On one occasion the complaint does go into detail of how one individual, Oussama Salhab, was a Hezbollah “operative”. “During a border inspection of a fingerprint-encrypted laptop Salhab carried with him, [Customs and Border Protection] officers found, among other things, images of Hizballah Secretary General Hassan Nasrallah; audio of the Hizballah anthem; images of Hizballah militants stomping on an Israeli flag…” it stated.
According to Amal Saad-Ghorayeb, political analyst and author of Hezbu’llah: Politics and Religion, the material found in Salhab’s possession only goes to prove he is not a member or operative of the movement.
“This is the best way of knowing they are not Hezbollah members,” she told Al Jazeera. Members would not compromise themselves “by actually carrying this stuff around”.
“These items are those of a groupie.
In short, the government appears to be seizing the assets of 30 businesses based on really attenuated ties to Hezbollah, without even offering proof the business owners themselves knew of any tie to Hezbollah (and remember, the larger marketing companies involved weren’t listed under Treasury’s sanctions until after the transfers basically stopped).
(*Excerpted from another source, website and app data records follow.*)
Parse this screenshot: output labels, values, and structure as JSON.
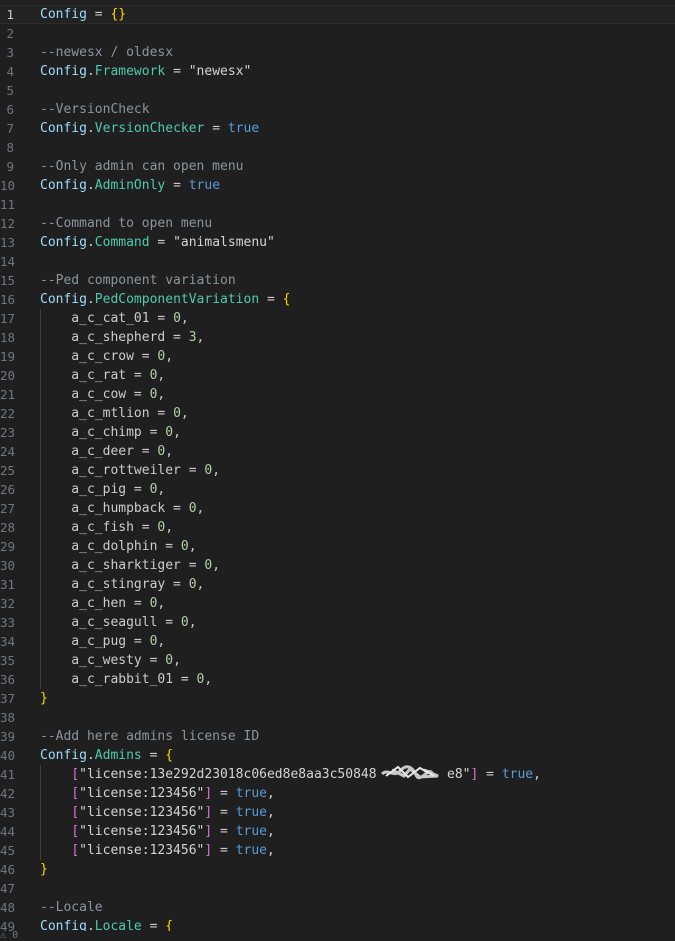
{
  "editor": {
    "lines": [
      {
        "n": "1",
        "tokens": [
          [
            "kw",
            "Config"
          ],
          [
            "op",
            " = "
          ],
          [
            "brace",
            "{}"
          ]
        ]
      },
      {
        "n": "2",
        "tokens": []
      },
      {
        "n": "3",
        "tokens": [
          [
            "cm",
            "--newesx / oldesx"
          ]
        ]
      },
      {
        "n": "4",
        "tokens": [
          [
            "kw",
            "Config"
          ],
          [
            "op",
            "."
          ],
          [
            "prop",
            "Framework"
          ],
          [
            "op",
            " = "
          ],
          [
            "str2",
            "\"newesx\""
          ]
        ]
      },
      {
        "n": "5",
        "tokens": []
      },
      {
        "n": "6",
        "tokens": [
          [
            "cm",
            "--VersionCheck"
          ]
        ]
      },
      {
        "n": "7",
        "tokens": [
          [
            "kw",
            "Config"
          ],
          [
            "op",
            "."
          ],
          [
            "prop",
            "VersionChecker"
          ],
          [
            "op",
            " = "
          ],
          [
            "bool",
            "true"
          ]
        ]
      },
      {
        "n": "8",
        "tokens": []
      },
      {
        "n": "9",
        "tokens": [
          [
            "cm",
            "--Only admin can open menu"
          ]
        ]
      },
      {
        "n": "10",
        "tokens": [
          [
            "kw",
            "Config"
          ],
          [
            "op",
            "."
          ],
          [
            "prop",
            "AdminOnly"
          ],
          [
            "op",
            " = "
          ],
          [
            "bool",
            "true"
          ]
        ]
      },
      {
        "n": "11",
        "tokens": []
      },
      {
        "n": "12",
        "tokens": [
          [
            "cm",
            "--Command to open menu"
          ]
        ]
      },
      {
        "n": "13",
        "tokens": [
          [
            "kw",
            "Config"
          ],
          [
            "op",
            "."
          ],
          [
            "prop",
            "Command"
          ],
          [
            "op",
            " = "
          ],
          [
            "str2",
            "\"animalsmenu\""
          ]
        ]
      },
      {
        "n": "14",
        "tokens": []
      },
      {
        "n": "15",
        "tokens": [
          [
            "cm",
            "--Ped component variation"
          ]
        ]
      },
      {
        "n": "16",
        "tokens": [
          [
            "kw",
            "Config"
          ],
          [
            "op",
            "."
          ],
          [
            "prop",
            "PedComponentVariation"
          ],
          [
            "op",
            " = "
          ],
          [
            "brace",
            "{"
          ]
        ]
      },
      {
        "n": "17",
        "tokens": [
          [
            "id",
            "    a_c_cat_01"
          ],
          [
            "op",
            " = "
          ],
          [
            "num",
            "0"
          ],
          [
            "op",
            ","
          ]
        ]
      },
      {
        "n": "18",
        "tokens": [
          [
            "id",
            "    a_c_shepherd"
          ],
          [
            "op",
            " = "
          ],
          [
            "num",
            "3"
          ],
          [
            "op",
            ","
          ]
        ]
      },
      {
        "n": "19",
        "tokens": [
          [
            "id",
            "    a_c_crow"
          ],
          [
            "op",
            " = "
          ],
          [
            "num",
            "0"
          ],
          [
            "op",
            ","
          ]
        ]
      },
      {
        "n": "20",
        "tokens": [
          [
            "id",
            "    a_c_rat"
          ],
          [
            "op",
            " = "
          ],
          [
            "num",
            "0"
          ],
          [
            "op",
            ","
          ]
        ]
      },
      {
        "n": "21",
        "tokens": [
          [
            "id",
            "    a_c_cow"
          ],
          [
            "op",
            " = "
          ],
          [
            "num",
            "0"
          ],
          [
            "op",
            ","
          ]
        ]
      },
      {
        "n": "22",
        "tokens": [
          [
            "id",
            "    a_c_mtlion"
          ],
          [
            "op",
            " = "
          ],
          [
            "num",
            "0"
          ],
          [
            "op",
            ","
          ]
        ]
      },
      {
        "n": "23",
        "tokens": [
          [
            "id",
            "    a_c_chimp"
          ],
          [
            "op",
            " = "
          ],
          [
            "num",
            "0"
          ],
          [
            "op",
            ","
          ]
        ]
      },
      {
        "n": "24",
        "tokens": [
          [
            "id",
            "    a_c_deer"
          ],
          [
            "op",
            " = "
          ],
          [
            "num",
            "0"
          ],
          [
            "op",
            ","
          ]
        ]
      },
      {
        "n": "25",
        "tokens": [
          [
            "id",
            "    a_c_rottweiler"
          ],
          [
            "op",
            " = "
          ],
          [
            "num",
            "0"
          ],
          [
            "op",
            ","
          ]
        ]
      },
      {
        "n": "26",
        "tokens": [
          [
            "id",
            "    a_c_pig"
          ],
          [
            "op",
            " = "
          ],
          [
            "num",
            "0"
          ],
          [
            "op",
            ","
          ]
        ]
      },
      {
        "n": "27",
        "tokens": [
          [
            "id",
            "    a_c_humpback"
          ],
          [
            "op",
            " = "
          ],
          [
            "num",
            "0"
          ],
          [
            "op",
            ","
          ]
        ]
      },
      {
        "n": "28",
        "tokens": [
          [
            "id",
            "    a_c_fish"
          ],
          [
            "op",
            " = "
          ],
          [
            "num",
            "0"
          ],
          [
            "op",
            ","
          ]
        ]
      },
      {
        "n": "29",
        "tokens": [
          [
            "id",
            "    a_c_dolphin"
          ],
          [
            "op",
            " = "
          ],
          [
            "num",
            "0"
          ],
          [
            "op",
            ","
          ]
        ]
      },
      {
        "n": "30",
        "tokens": [
          [
            "id",
            "    a_c_sharktiger"
          ],
          [
            "op",
            " = "
          ],
          [
            "num",
            "0"
          ],
          [
            "op",
            ","
          ]
        ]
      },
      {
        "n": "31",
        "tokens": [
          [
            "id",
            "    a_c_stingray"
          ],
          [
            "op",
            " = "
          ],
          [
            "num",
            "0"
          ],
          [
            "op",
            ","
          ]
        ]
      },
      {
        "n": "32",
        "tokens": [
          [
            "id",
            "    a_c_hen"
          ],
          [
            "op",
            " = "
          ],
          [
            "num",
            "0"
          ],
          [
            "op",
            ","
          ]
        ]
      },
      {
        "n": "33",
        "tokens": [
          [
            "id",
            "    a_c_seagull"
          ],
          [
            "op",
            " = "
          ],
          [
            "num",
            "0"
          ],
          [
            "op",
            ","
          ]
        ]
      },
      {
        "n": "34",
        "tokens": [
          [
            "id",
            "    a_c_pug"
          ],
          [
            "op",
            " = "
          ],
          [
            "num",
            "0"
          ],
          [
            "op",
            ","
          ]
        ]
      },
      {
        "n": "35",
        "tokens": [
          [
            "id",
            "    a_c_westy"
          ],
          [
            "op",
            " = "
          ],
          [
            "num",
            "0"
          ],
          [
            "op",
            ","
          ]
        ]
      },
      {
        "n": "36",
        "tokens": [
          [
            "id",
            "    a_c_rabbit_01"
          ],
          [
            "op",
            " = "
          ],
          [
            "num",
            "0"
          ],
          [
            "op",
            ","
          ]
        ]
      },
      {
        "n": "37",
        "tokens": [
          [
            "brace",
            "}"
          ]
        ]
      },
      {
        "n": "38",
        "tokens": []
      },
      {
        "n": "39",
        "tokens": [
          [
            "cm",
            "--Add here admins license ID"
          ]
        ]
      },
      {
        "n": "40",
        "tokens": [
          [
            "kw",
            "Config"
          ],
          [
            "op",
            "."
          ],
          [
            "prop",
            "Admins"
          ],
          [
            "op",
            " = "
          ],
          [
            "brace",
            "{"
          ]
        ]
      },
      {
        "n": "41",
        "tokens": [
          [
            "op",
            "    "
          ],
          [
            "brack",
            "["
          ],
          [
            "str2",
            "\"license:13e292d23018c06ed8e8aa3c50848"
          ],
          [
            "op",
            "         "
          ],
          [
            "str2",
            "e8\""
          ],
          [
            "brack",
            "]"
          ],
          [
            "op",
            " = "
          ],
          [
            "bool",
            "true"
          ],
          [
            "op",
            ","
          ]
        ]
      },
      {
        "n": "42",
        "tokens": [
          [
            "op",
            "    "
          ],
          [
            "brack",
            "["
          ],
          [
            "str2",
            "\"license:123456\""
          ],
          [
            "brack",
            "]"
          ],
          [
            "op",
            " = "
          ],
          [
            "bool",
            "true"
          ],
          [
            "op",
            ","
          ]
        ]
      },
      {
        "n": "43",
        "tokens": [
          [
            "op",
            "    "
          ],
          [
            "brack",
            "["
          ],
          [
            "str2",
            "\"license:123456\""
          ],
          [
            "brack",
            "]"
          ],
          [
            "op",
            " = "
          ],
          [
            "bool",
            "true"
          ],
          [
            "op",
            ","
          ]
        ]
      },
      {
        "n": "44",
        "tokens": [
          [
            "op",
            "    "
          ],
          [
            "brack",
            "["
          ],
          [
            "str2",
            "\"license:123456\""
          ],
          [
            "brack",
            "]"
          ],
          [
            "op",
            " = "
          ],
          [
            "bool",
            "true"
          ],
          [
            "op",
            ","
          ]
        ]
      },
      {
        "n": "45",
        "tokens": [
          [
            "op",
            "    "
          ],
          [
            "brack",
            "["
          ],
          [
            "str2",
            "\"license:123456\""
          ],
          [
            "brack",
            "]"
          ],
          [
            "op",
            " = "
          ],
          [
            "bool",
            "true"
          ],
          [
            "op",
            ","
          ]
        ]
      },
      {
        "n": "46",
        "tokens": [
          [
            "brace",
            "}"
          ]
        ]
      },
      {
        "n": "47",
        "tokens": []
      },
      {
        "n": "48",
        "tokens": [
          [
            "cm",
            "--Locale"
          ]
        ]
      },
      {
        "n": "49",
        "tokens": [
          [
            "kw",
            "Config"
          ],
          [
            "op",
            "."
          ],
          [
            "prop",
            "Locale"
          ],
          [
            "op",
            " = "
          ],
          [
            "brace",
            "{"
          ]
        ]
      }
    ],
    "current_line": "1"
  },
  "status": {
    "warning_count": "0"
  },
  "colors": {
    "background": "#1f1f1f",
    "keyword": "#9cdcfe",
    "property": "#4ec9b0",
    "comment": "#8b949e",
    "boolean": "#569cd6",
    "number": "#b5cea8",
    "brace": "#ffd700",
    "bracket": "#da70d6"
  }
}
Now it’s possible this really is a money laundering operation to get money to Hezbollah (though the al-Jazeera article raises several more challenges to that claim). But thus far, the government hasn’t shown proof. Based on these accusations, however, it seems prepared to seize the businesses involved.
At best, it seems like an attempt to spin a criminal organization with drug links and ties to Lebanese into a Hezbollah plot. At worst, it appears to criminalize doing business as a Lebanese-American. Add in the way it follows on the Scary Iran Plot, and car broker Manssor Arbabsiar’s possible cooperation at a time he had no lawyer, and I really would like to see more evidence before the government starts taking businesses based on these claims.